Possible Risks of E-Cigarettes Remain Unknown

Asthma and lung irritation could be caused by electronic alternative to cigarette smoking

(RxWiki News) As cities continue to crack down on people lighting up cigarettes and public health efforts highlight the dangers of tobacco use, e-cigarettes are seen as a possible way to help people quit.

E-cigarettes, or electronic cigarettes, use a heated element to vaporize a liquid containing nicotine. They often are billed as a tool to help people quit smoking, as the nicotine level can be gradually lowered.

But not so fast! According to a recent article, the long-term health effects of e-cigarette use are still not clear.

"Talk to a health care professional about the best ways to quit smoking."

Andrew Nickels, MD, of the Mayo Clinic Division of Allergy and Immunology, co-authored an article with colleagues Chitra Dinakar, MD, professor of pediatrics at Children’s Mercy Hospital, and Avni Joshi, MD, of the Mayo Clinic's departments of Internal Medicine and Pediatrics.

These researchers questioned the value of e-cigarettes in programs to help people quit smoking.

"Despite the apparent optimism surrounding e-cigarettes and their purported therapeutic role in smoking cessation,” Dr. Nickels said in a press statement, “there just simply is not enough evidence to suggest that consumers should use e-cigarettes for this purpose."

And because of the newness of e-cigarettes, the doctors noted a lack of scientific research on any long-term impacts to health.

Dr. Dinakar focused on the consequences, first- and secondhand, of both e-cigarette and traditional cigarette use.

"Dual use of both e-cigarettes and regular cigarettes carries the risk of secondhand smoke exposure, causing worsening respiratory effects on children and asthma sufferers,” Dr. Dinakar said. “It also promotes ongoing nicotine dependence."

Bottomline, the doctors found, inhaling smoke or vapor of any sort isn’t good for your lungs and can cause asthma attacks.
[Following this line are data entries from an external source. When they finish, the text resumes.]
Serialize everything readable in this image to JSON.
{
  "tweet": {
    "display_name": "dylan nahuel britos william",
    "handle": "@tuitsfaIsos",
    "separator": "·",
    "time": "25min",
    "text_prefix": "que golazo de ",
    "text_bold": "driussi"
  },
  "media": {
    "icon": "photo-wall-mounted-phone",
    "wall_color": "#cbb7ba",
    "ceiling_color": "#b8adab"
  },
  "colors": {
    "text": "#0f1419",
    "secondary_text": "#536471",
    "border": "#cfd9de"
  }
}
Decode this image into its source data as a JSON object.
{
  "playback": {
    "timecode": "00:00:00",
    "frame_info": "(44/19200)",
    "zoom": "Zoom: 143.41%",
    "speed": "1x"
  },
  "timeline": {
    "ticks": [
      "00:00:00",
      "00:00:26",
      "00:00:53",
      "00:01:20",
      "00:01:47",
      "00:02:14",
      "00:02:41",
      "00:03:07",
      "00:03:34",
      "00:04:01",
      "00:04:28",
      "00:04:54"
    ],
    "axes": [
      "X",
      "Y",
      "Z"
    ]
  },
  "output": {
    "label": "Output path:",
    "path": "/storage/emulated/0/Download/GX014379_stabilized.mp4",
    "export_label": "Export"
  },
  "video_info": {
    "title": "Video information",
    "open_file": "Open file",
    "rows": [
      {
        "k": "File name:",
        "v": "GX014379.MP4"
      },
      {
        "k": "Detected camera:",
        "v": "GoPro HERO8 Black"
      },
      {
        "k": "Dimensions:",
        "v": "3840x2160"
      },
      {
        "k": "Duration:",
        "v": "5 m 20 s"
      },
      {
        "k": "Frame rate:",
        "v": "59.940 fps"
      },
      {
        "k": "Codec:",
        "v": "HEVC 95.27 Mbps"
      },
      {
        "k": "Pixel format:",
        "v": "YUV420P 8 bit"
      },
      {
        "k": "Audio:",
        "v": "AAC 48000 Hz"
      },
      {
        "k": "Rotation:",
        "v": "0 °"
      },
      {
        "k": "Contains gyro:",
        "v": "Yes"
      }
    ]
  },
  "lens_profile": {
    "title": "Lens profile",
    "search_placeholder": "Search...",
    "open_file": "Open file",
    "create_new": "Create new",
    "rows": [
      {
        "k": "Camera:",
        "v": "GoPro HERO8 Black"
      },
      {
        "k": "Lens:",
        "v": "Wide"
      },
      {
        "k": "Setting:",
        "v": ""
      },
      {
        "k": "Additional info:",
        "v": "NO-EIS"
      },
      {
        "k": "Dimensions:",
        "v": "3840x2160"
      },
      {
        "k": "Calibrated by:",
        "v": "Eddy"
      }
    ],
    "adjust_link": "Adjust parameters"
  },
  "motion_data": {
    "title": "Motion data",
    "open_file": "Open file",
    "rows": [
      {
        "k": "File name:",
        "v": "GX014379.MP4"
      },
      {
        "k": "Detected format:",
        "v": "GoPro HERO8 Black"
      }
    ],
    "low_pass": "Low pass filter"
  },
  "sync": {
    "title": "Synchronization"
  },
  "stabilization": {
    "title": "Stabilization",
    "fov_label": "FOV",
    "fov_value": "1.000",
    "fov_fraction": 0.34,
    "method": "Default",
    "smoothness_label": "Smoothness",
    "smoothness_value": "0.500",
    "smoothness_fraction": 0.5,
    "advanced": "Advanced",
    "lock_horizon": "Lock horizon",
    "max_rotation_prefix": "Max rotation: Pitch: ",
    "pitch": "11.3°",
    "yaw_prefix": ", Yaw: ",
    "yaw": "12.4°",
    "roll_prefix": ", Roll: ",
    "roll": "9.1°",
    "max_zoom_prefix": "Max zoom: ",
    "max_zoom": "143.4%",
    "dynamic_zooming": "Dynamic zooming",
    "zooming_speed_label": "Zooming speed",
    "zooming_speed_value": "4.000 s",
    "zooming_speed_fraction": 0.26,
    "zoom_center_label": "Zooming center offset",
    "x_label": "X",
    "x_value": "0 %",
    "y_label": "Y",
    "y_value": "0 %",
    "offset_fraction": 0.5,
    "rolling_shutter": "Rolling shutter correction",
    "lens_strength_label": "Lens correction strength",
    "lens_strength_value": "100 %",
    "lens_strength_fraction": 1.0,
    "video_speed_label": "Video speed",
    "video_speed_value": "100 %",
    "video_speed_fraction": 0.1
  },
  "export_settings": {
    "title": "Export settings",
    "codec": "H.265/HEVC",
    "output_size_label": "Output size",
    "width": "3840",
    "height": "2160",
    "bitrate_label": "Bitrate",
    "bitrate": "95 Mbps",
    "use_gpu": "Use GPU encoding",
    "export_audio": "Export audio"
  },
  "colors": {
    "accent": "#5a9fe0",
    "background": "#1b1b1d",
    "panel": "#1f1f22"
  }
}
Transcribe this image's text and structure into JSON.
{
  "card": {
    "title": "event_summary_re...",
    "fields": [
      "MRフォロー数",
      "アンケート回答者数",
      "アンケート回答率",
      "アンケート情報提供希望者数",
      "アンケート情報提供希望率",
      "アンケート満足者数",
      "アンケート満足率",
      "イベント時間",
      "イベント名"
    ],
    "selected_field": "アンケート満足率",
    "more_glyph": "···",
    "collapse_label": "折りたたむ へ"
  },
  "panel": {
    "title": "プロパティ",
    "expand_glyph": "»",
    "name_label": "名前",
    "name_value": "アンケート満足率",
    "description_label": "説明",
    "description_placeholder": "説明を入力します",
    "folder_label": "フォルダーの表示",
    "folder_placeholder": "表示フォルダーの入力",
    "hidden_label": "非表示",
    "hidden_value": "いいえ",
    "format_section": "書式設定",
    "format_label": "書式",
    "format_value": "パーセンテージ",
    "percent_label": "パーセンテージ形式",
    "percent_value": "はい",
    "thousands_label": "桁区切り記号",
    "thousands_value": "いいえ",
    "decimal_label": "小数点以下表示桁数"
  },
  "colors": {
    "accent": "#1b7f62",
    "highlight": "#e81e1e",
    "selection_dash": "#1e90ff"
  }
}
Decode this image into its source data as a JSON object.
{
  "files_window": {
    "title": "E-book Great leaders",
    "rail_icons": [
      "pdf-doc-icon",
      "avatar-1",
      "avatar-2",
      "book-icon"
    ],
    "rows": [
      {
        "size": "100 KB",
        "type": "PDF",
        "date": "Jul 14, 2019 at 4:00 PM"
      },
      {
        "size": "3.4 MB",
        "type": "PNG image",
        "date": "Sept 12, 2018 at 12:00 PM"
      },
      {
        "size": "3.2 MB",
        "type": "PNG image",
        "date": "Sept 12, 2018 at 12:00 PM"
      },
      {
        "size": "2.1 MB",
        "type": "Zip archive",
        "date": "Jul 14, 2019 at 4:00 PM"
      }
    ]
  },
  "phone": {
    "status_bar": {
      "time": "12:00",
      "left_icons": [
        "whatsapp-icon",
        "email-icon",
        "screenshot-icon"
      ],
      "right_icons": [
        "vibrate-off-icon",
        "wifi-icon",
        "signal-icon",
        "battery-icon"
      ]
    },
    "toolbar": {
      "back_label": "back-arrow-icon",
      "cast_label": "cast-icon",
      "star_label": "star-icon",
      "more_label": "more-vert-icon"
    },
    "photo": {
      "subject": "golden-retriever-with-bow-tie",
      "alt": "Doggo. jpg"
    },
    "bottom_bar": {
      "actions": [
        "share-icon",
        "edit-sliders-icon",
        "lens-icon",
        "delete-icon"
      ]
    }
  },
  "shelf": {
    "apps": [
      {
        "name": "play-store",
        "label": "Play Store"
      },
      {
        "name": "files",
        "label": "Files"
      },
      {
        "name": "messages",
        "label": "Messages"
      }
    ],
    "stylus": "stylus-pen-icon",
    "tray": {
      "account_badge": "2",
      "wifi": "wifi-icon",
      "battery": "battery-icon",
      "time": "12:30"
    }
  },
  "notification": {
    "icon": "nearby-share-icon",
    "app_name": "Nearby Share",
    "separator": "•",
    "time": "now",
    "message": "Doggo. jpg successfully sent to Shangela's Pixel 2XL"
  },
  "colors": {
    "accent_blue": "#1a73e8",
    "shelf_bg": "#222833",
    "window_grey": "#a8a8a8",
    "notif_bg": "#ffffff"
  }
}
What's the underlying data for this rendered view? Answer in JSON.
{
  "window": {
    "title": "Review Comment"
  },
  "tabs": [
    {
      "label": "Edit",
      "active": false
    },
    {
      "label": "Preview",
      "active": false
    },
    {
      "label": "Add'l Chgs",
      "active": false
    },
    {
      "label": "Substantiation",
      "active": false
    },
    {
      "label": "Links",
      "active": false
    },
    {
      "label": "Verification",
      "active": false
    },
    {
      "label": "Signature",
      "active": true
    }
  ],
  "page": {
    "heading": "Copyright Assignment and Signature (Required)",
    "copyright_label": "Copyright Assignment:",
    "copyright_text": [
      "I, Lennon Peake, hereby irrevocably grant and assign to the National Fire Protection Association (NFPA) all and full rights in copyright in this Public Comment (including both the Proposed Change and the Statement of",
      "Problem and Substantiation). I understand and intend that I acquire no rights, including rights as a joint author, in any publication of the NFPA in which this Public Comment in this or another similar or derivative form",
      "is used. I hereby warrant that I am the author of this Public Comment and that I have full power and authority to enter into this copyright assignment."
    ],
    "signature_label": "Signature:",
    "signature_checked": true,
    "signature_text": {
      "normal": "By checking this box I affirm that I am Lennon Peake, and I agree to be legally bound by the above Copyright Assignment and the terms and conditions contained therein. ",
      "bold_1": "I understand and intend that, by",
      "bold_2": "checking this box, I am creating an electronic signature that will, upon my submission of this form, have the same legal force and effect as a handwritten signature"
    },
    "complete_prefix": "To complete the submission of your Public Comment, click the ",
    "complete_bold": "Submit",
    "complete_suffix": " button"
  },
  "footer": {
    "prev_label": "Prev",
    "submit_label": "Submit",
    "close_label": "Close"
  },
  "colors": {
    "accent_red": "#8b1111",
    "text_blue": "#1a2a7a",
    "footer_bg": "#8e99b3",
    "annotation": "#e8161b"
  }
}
Asthma is a condition marked by chronic lung inflammation that narrows the airways, making breathing more difficult. The condition affects an estimated 25 million people in the United States.

Dr. Nickels and colleagues wrote that irritants like e-cigarette vapor could cause asthma attacks, which cause around 4,000 deaths each year.

Part of the solution, they wrote, is heightened oversight from the US Food and Drug Administration (FDA), which regulates the tobacco industry, among others.

Based on FDA publications, e-cigarettes are not fully vetted, meaning consumers don’t know the potential risks, amount of nicotine being used or whether there are any benefits to use.

The work by Dr. Nickels and team appears in the June edition of Annals of Allergy, Asthma and Immunology, the peer-reviewed journal of the American College of Allergy, Asthma and Immunology.

The co-authors did not identify any conflicts of interest.

Review Date: 
May 30, 2014